“It exploded,” says Newhart. “I was just at the right place at the right time. I have a theory: It was aimed at college people. Nightclubs became very expensive. They had cover charges, and they priced out the college kids at that time. Besides that, the humor [in clubs] wasn’t being directed at them, at their areas of concern, anything having to do with their life. It was mother-in-law jokes, ‘Take my wife, please.’ So [students] sort of set up their own nightclub, in their dorm.”
He adds, “I was totally unprepared for what followed.”
Newhart wasn’t very comfortable in his next role, the host of a variety show (also titled “The Bob Newhart Show”), which he left after one season.
“When I made the first album and I did those monologues, those had developed over several years,” he said. “I had to do a monologue every week [on the show]. Some were good, some were not very good.”
Newhart instead tried sitcoms, where he struck gold twice in a row with “The Bob Newhart Show” and “Newhart.” He says the transition from stage to screen was somewhat uncharted territory in 1972.
“I was one of the first, if not the first stand-up to translate into television. If you’re somewhat well-known, people know what to expect,” says Newhart, pointing to “The Cosby Show” as an example. “When I heard about that, I thought, ‘It’s going to run forever.’ I knew it was going to be about his family and his kids. As a stand-up, you have your own timing, you know where the joke is.”
Newhart still knows. In addition to stand-up, he has recently appeared on the CBS sitcom “The Big Bang Theory,” which has reminded him that he loves television, though the experience is different now.
“I realized that the rhythms are different today than I was used to,” he says. “‘Sit, Whitey’ took a minute to set up, if not longer.

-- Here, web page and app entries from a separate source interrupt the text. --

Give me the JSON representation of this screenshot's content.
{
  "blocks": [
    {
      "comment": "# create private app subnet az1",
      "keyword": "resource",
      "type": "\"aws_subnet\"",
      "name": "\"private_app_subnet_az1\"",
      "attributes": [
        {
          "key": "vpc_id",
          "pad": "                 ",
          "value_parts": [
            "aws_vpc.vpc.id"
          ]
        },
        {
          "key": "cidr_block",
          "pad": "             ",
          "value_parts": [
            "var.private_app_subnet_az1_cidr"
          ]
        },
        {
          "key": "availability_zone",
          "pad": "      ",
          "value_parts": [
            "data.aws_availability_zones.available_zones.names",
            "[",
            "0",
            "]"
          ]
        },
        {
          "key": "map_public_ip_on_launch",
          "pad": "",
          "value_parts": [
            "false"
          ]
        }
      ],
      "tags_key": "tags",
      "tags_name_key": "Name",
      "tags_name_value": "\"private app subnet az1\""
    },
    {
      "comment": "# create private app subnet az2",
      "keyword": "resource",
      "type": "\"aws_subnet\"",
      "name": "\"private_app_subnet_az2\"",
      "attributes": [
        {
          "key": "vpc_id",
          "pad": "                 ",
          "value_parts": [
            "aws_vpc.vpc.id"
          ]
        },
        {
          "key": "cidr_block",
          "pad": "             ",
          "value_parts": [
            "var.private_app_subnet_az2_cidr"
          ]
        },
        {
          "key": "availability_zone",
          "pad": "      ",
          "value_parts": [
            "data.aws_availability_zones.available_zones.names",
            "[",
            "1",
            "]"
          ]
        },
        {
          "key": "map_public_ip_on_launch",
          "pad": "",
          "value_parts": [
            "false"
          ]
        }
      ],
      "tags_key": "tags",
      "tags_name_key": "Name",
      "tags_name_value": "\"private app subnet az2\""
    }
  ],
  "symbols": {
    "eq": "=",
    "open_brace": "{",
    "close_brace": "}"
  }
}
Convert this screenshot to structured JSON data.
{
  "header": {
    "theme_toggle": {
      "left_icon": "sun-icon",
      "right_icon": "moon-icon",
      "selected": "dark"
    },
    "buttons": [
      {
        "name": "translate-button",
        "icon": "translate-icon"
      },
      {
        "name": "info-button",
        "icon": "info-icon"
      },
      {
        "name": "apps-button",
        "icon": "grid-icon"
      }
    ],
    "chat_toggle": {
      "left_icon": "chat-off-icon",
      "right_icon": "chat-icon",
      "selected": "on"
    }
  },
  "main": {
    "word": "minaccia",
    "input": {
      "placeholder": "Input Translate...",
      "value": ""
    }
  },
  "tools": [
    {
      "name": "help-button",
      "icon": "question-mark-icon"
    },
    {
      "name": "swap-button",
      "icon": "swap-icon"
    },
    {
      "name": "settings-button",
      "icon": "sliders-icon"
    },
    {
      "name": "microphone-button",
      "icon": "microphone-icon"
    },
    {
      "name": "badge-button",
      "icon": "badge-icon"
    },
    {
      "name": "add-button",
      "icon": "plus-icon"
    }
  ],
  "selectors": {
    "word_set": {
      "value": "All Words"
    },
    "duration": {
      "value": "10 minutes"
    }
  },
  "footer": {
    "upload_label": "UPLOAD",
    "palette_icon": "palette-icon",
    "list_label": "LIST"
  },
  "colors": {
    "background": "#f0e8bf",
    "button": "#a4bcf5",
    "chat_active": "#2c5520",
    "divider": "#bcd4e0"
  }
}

You don’t do that anymore. You have 10, 15 seconds.”
“Big Bang Theory” producer Chuck Lorre invited Newhart on the show every year, and every year Newhart politely declined, until last year.
“He came to me and said, ‘OK, I’m ready for my annual turndown,’” recalls Newhart. “I said, ‘Actually, Chuck, I still have my fastball, but I wasn’t getting a chance to throw it anywhere.’ I’ve since realized that it wasn’t my fastball, it was more of a changeup.”
Regardless of the pitch, his fans are just happy he’s still in the game.
David Brusie can be reached at firstname.lastname@example.org.